_YOUR ASSIGNMENT_:
Determine the count of lines in the following entries that contain the string "title". Write only the number.

_RECORDS TO USE_:
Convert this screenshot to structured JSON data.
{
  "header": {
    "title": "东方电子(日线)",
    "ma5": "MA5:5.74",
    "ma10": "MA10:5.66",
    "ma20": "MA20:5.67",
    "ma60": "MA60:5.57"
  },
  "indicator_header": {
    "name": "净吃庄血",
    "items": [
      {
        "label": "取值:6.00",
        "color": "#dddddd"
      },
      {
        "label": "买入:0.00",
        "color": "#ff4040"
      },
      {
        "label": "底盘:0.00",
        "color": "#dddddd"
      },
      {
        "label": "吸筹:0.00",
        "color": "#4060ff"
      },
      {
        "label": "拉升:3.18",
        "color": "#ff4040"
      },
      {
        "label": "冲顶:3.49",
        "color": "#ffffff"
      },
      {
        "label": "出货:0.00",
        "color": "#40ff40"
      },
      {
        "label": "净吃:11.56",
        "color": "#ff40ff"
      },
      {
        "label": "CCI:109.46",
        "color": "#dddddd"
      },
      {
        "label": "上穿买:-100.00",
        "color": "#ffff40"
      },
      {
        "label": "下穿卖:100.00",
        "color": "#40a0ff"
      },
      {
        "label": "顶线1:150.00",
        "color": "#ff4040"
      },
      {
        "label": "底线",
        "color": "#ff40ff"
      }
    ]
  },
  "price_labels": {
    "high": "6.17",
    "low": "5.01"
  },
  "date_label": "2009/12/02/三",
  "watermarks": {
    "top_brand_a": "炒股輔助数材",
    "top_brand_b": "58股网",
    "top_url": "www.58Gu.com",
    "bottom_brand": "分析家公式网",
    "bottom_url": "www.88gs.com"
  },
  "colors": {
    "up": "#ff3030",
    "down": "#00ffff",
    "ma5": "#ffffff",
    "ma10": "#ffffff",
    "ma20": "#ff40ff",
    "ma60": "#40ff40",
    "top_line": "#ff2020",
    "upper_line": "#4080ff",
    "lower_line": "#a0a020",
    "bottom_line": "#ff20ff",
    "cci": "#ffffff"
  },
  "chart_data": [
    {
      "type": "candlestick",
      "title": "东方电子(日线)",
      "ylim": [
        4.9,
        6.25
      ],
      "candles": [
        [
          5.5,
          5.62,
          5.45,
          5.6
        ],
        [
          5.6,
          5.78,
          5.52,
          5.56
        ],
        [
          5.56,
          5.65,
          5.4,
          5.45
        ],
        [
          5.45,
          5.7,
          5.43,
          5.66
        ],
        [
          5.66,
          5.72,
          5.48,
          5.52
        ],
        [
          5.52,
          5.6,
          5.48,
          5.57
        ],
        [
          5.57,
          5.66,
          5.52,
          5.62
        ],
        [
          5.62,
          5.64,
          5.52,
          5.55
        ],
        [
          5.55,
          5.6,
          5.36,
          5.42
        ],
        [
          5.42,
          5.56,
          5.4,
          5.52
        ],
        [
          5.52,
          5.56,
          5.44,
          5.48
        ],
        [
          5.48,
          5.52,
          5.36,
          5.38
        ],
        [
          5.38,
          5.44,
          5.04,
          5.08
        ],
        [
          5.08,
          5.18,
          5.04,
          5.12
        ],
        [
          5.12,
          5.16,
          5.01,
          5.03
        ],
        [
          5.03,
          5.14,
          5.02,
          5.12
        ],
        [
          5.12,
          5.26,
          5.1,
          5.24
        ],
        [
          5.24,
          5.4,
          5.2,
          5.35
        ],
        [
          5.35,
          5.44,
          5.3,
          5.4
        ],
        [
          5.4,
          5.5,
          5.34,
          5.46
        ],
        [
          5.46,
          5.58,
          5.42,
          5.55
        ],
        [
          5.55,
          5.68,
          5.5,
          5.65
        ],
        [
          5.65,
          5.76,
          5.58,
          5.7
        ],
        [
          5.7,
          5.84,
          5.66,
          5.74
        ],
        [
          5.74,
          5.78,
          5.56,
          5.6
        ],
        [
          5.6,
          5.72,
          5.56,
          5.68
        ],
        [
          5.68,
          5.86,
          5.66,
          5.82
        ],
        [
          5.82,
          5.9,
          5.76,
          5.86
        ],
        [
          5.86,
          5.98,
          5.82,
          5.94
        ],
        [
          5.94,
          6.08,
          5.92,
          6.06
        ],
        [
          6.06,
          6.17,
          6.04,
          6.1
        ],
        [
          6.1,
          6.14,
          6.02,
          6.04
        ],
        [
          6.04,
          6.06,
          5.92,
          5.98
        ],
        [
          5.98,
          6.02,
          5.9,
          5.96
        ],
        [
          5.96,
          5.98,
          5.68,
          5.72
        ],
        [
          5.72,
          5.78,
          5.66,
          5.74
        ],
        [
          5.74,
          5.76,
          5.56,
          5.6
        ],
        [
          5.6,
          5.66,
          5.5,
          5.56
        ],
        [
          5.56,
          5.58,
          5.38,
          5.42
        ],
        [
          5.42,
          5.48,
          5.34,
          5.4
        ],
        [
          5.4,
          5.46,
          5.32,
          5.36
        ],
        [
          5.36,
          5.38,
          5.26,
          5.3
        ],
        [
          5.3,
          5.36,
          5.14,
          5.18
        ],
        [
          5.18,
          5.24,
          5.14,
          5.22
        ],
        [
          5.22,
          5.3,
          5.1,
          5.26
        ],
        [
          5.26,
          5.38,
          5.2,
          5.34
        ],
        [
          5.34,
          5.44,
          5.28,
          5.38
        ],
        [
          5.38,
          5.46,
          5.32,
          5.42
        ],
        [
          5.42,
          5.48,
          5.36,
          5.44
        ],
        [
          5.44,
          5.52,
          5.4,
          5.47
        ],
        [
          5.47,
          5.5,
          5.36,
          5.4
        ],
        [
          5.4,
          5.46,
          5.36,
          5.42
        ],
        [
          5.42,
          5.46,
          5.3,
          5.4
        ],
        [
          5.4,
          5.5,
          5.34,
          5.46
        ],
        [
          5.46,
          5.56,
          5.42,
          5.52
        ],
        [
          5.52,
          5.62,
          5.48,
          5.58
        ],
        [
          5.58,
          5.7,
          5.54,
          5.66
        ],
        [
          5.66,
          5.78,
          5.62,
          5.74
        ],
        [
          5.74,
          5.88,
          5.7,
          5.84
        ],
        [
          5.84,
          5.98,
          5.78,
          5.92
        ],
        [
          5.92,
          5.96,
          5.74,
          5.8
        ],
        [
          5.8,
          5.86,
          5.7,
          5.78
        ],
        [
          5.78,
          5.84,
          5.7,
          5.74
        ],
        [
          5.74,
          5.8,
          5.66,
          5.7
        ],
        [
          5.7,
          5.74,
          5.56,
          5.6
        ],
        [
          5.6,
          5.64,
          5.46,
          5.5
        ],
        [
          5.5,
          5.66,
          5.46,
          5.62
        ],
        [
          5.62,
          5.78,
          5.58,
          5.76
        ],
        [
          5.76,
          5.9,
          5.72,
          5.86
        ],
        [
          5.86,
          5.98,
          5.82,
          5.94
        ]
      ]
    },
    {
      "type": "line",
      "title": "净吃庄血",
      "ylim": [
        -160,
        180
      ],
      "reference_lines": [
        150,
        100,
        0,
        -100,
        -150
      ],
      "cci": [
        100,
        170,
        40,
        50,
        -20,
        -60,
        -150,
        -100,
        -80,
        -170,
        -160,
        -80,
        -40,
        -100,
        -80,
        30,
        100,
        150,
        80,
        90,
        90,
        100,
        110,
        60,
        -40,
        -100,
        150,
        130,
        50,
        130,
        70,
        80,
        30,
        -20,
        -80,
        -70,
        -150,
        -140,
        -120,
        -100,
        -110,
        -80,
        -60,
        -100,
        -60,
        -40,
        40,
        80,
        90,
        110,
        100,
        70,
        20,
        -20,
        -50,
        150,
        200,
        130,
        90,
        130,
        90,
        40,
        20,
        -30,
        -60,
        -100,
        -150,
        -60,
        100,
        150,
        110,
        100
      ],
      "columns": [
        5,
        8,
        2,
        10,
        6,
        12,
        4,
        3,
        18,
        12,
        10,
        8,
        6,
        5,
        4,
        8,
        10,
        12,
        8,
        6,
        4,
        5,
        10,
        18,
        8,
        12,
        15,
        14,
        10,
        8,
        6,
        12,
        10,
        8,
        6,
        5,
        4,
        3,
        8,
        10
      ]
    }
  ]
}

_ANSWER TO THIS EXERCISE_:
3